    without sdbinst.exe •Example of edited keys: UAC Bypass required [HKEY_LOCAL_MACHINE\SOFTWARE\Microsoft\Windows NT\CurrentVersion\AppCompatFlags\InstalledSDB] [HKEY_LOCAL_MACHINE\SOFTWARE\Microsoft\Windows NT\CurrentVersion\AppCompatFlags\InstalledSDB\{7c6002f0-559a-488a-9fc1-bd54c33fdfa9}] "DatabasePath"=<path_to_shim>.sdb "DatabaseType"=dword:00010000 [HKEY_LOCAL_MACHINE\SOFTWARE\Microsoft\Windows NT\CurrentVersion\AppCompatFlags\Custom\<shimmed_app>.exe] "{7c6002f0-559a-488a-9fc1-bd54c33fdfa9}.sdb"=hex(b):90,58,2d,0d,1a,b7,d2,01 https://github.com/hasherezade/persistence_demos/tree/master/shim_persist
  25. COM hijacking •COM – Component Object Model •„enables interaction between

    software components through the operating system” •Identified by CLSID – examples: https://attack.mitre.org/wiki/Technique/T1122 {3543619C-D563-43f7-95EA-4DA7E1CC396A} – Shell Icon Overlay Handler {BCDE0395-E52F-467C-8E3D-C4579291692E} - MMDevice Manipulator https://msdn.microsoft.com/en- us/library/accessibility(v=vs.110).aspx
  26. COM hijacking •Substitute legitimate COM by your own •When the

    application using the defined COM is loaded, malware is executed •Keys: https://blog.gdatasoftware.com/2014/10/23941-com-object-hijacking-the-discreet-way-of- persistence HKCU\Software\Classes\CLSID\[hijacked CLSID]\InprocServer32 32 bit OS + 32 bit DLL Or 64 bit OS + 64 bit DLL 64 bit OS + 32 bit DLL HKCU\Software\Classes\Wow6432Node\CLSID\[hijacked CLSID]\InprocServer32
  27. User-triggered persistence (Spora) C:\Windows\system32\cmd.exe /c start explorer.exe "Program Files" &

    type "81d59edde88fc4969d.exe" > "%temp%\81d59edde88fc4969d.exe" && "%temp%\81d59edde88fc4969d.exe" Hidden folders Shortcuts made to replace them... Clicking the shortcut deploys the command...
  28. User-triggered persistence (Spora) •Spora ransomware: - Disable showing link indicators:

    - Delete: HKEY_LOCAL_MACHINE\Software\Classes\lnkfile\IsShortcut - Hide folders and substitute them by links - Clicking the link causes opening the original program + deploying the dropped malware https://blog.malwarebytes.com/threat-analysis/2017/03/spora-ransomware/
  29. User-triggered persistence (shortcut hijacking) •Booby-trapped shortcuts: used by Fancy Bear

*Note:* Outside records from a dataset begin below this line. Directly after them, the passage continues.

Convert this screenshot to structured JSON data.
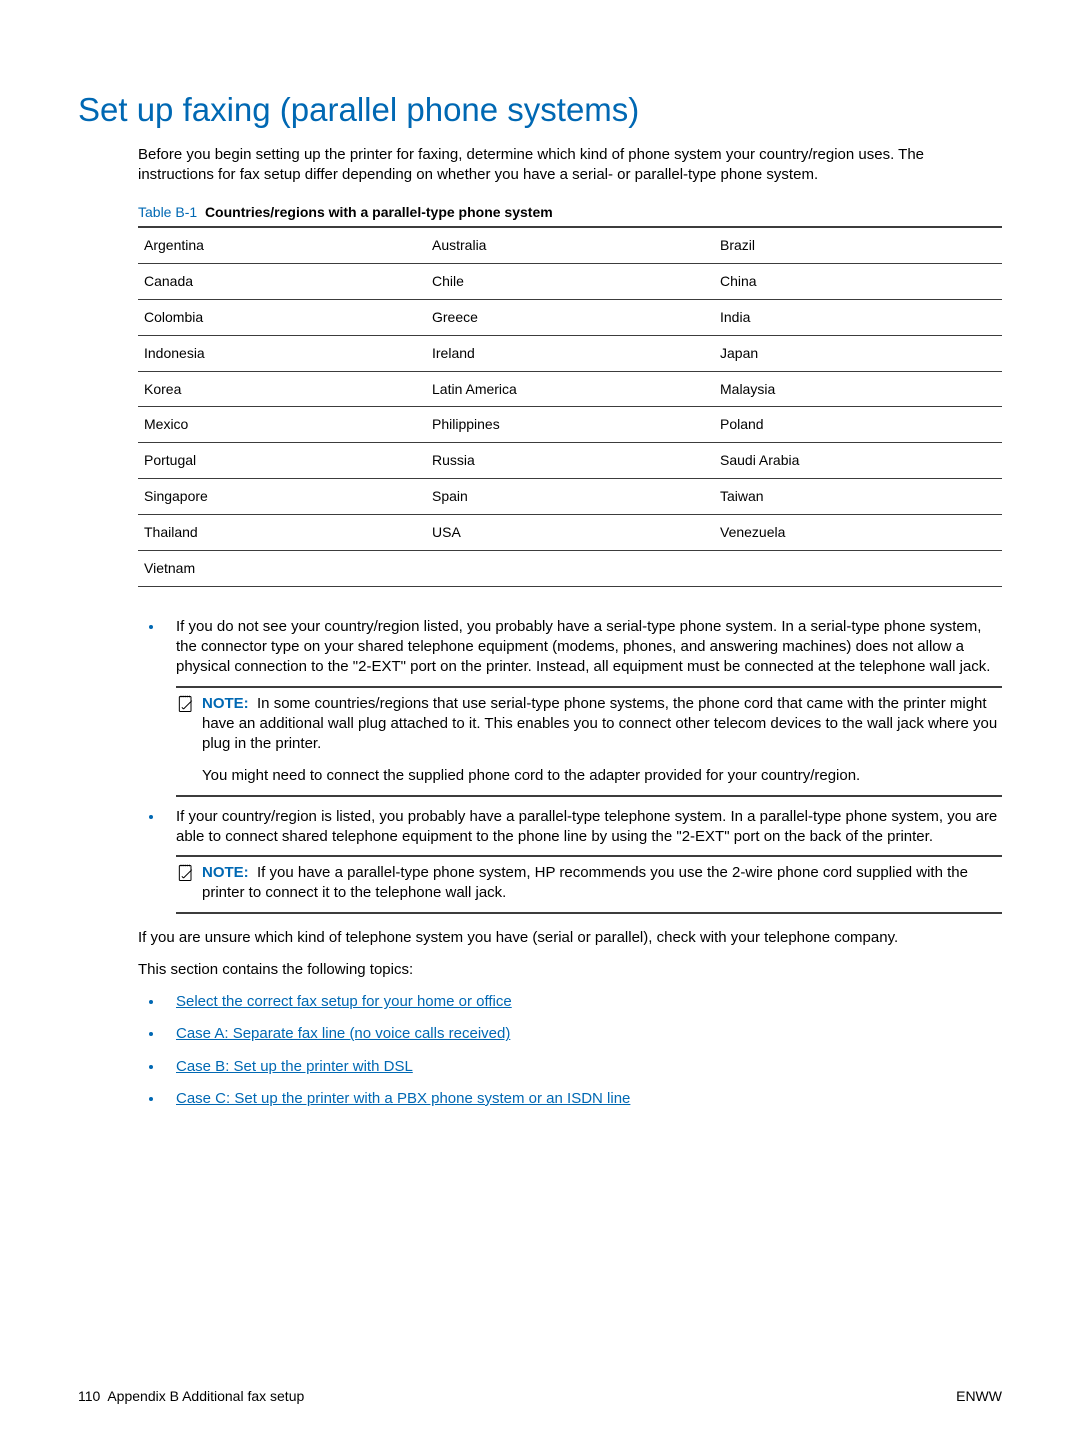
{
  "heading": "Set up faxing (parallel phone systems)",
  "intro": "Before you begin setting up the printer for faxing, determine which kind of phone system your country/region uses. The instructions for fax setup differ depending on whether you have a serial- or parallel-type phone system.",
  "table": {
    "label": "Table B-1",
    "title": "Countries/regions with a parallel-type phone system",
    "rows": [
      [
        "Argentina",
        "Australia",
        "Brazil"
      ],
      [
        "Canada",
        "Chile",
        "China"
      ],
      [
        "Colombia",
        "Greece",
        "India"
      ],
      [
        "Indonesia",
        "Ireland",
        "Japan"
      ],
      [
        "Korea",
        "Latin America",
        "Malaysia"
      ],
      [
        "Mexico",
        "Philippines",
        "Poland"
      ],
      [
        "Portugal",
        "Russia",
        "Saudi Arabia"
      ],
      [
        "Singapore",
        "Spain",
        "Taiwan"
      ],
      [
        "Thailand",
        "USA",
        "Venezuela"
      ],
      [
        "Vietnam",
        "",
        ""
      ]
    ]
  },
  "bullets": [
    {
      "text": "If you do not see your country/region listed, you probably have a serial-type phone system. In a serial-type phone system, the connector type on your shared telephone equipment (modems, phones, and answering machines) does not allow a physical connection to the \"2-EXT\" port on the printer. Instead, all equipment must be connected at the telephone wall jack.",
      "note": {
        "label": "NOTE:",
        "p1": "In some countries/regions that use serial-type phone systems, the phone cord that came with the printer might have an additional wall plug attached to it. This enables you to connect other telecom devices to the wall jack where you plug in the printer.",
        "p2": "You might need to connect the supplied phone cord to the adapter provided for your country/region."
      }
    },
    {
      "text": "If your country/region is listed, you probably have a parallel-type telephone system. In a parallel-type phone system, you are able to connect shared telephone equipment to the phone line by using the \"2-EXT\" port on the back of the printer.",
      "note": {
        "label": "NOTE:",
        "p1": "If you have a parallel-type phone system, HP recommends you use the 2-wire phone cord supplied with the printer to connect it to the telephone wall jack."
      }
    }
  ],
  "unsure": "If you are unsure which kind of telephone system you have (serial or parallel), check with your telephone company.",
  "topics_intro": "This section contains the following topics:",
  "topics": [
    "Select the correct fax setup for your home or office",
    "Case A: Separate fax line (no voice calls received)",
    "Case B: Set up the printer with DSL",
    "Case C: Set up the printer with a PBX phone system or an ISDN line"
  ],
  "footer": {
    "page": "110",
    "chapter": "Appendix B   Additional fax setup",
    "right": "ENWW"
  }
}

    APT (distribution) •Similarly: existing shortcuts can be overwritten by shortcuts deploying malware https://www.uperesia.com/booby-trapped-shortcut-generator C:\ProgramData\ProxyApp.exe C:\totalcmd\TOTALCMD.exe
  30. User-triggered persistence (handler hijacking) •Applications handling particular extensions are defined

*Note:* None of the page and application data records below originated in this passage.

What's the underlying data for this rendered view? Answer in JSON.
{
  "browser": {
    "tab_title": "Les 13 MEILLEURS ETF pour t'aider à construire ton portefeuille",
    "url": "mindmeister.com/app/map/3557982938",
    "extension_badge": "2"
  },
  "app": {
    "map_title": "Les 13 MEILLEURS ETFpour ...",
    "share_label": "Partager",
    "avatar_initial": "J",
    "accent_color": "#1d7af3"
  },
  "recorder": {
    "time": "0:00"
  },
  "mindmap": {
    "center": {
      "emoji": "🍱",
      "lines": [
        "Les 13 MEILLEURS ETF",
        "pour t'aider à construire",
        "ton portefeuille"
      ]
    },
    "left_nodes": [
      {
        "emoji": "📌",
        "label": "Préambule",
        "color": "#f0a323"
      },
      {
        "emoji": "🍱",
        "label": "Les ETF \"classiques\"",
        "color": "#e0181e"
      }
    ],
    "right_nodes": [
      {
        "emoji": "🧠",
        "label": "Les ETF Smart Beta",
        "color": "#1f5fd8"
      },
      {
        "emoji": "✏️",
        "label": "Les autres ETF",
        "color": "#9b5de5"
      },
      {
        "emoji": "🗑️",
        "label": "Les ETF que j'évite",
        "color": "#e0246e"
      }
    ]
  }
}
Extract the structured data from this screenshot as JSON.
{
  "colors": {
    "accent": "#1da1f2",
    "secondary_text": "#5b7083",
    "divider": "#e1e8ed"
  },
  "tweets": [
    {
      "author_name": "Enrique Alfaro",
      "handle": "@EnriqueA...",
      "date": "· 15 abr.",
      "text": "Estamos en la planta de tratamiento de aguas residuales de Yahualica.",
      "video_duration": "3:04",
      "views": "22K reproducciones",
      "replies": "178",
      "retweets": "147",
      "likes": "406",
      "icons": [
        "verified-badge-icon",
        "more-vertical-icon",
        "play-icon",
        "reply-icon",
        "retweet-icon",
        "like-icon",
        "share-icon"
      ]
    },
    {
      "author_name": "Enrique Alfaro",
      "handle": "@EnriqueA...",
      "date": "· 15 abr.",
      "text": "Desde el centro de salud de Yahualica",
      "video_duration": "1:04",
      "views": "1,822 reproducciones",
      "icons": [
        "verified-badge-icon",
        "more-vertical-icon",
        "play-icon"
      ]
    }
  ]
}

    in the registry •Globaly defined extensions and handlers: in HKEY_CLASSES_ROOT •It can be also defined per user: HKEY_USERS -> <user SID>_Classes •Redefine a handler: no Administrator rights required https://github.com/hasherezade/persistence_demos/tree/master/extension_hijack
  31. User-triggered persistence (handler hijacking) •When the user click a file

    with hijacked extension, the malware is deployed •DEMO: •https://goo.gl/RGPiuY https://github.com/hasherezade/persistence_demos/tree/master/extension_hijack
  32. Conclusions •Authors of the malware are very creative in finding

    new ways of hiding persistence •The easiest way to detect the persistence method is by observing the installation – post-infection analysis is much harder •„Fileless” malware also creates artifacts that can be found in a typical way
  33. Additional material • [1] https://www.fireeye.com/blog/threat-research/2017/03/dissecting_one_ofap.htm • [2] https://cybellum.com/doubleagentzero-day-code-injection-and-persistence-technique/ • [3]

    https://securelist.com/blog/research/77403/fileless-attacks-against-enterprise-networks/ • [4] http://herrcore.blogspot.com.tr/2015/06/malware-persistence-with.html • [5] https://blog.gdatasoftware.com/2014/10/23941-com-object-hijacking-the-discreet-way-of-persistence - COM Object Hijacking • [6] https://www.youtube.com/watch?v=wQEnUISOZPI – „Shims for the Win” • [7] http://0xthem.blogspot.com/2014/03/t-emporal-persistence-with-and-schtasks.html - BITS backdoor • [8] http://www.hexacorn.com/blog/2017/03/18/beyond-good-ol-run-key-part-60/ - persistence via Windows update • [9] https://isc.sans.edu/forums/diary/Wipe+the+drive+Stealthy+Malware+Persistence+Part+3/15448/ - SANS on stealthy malware persistence methods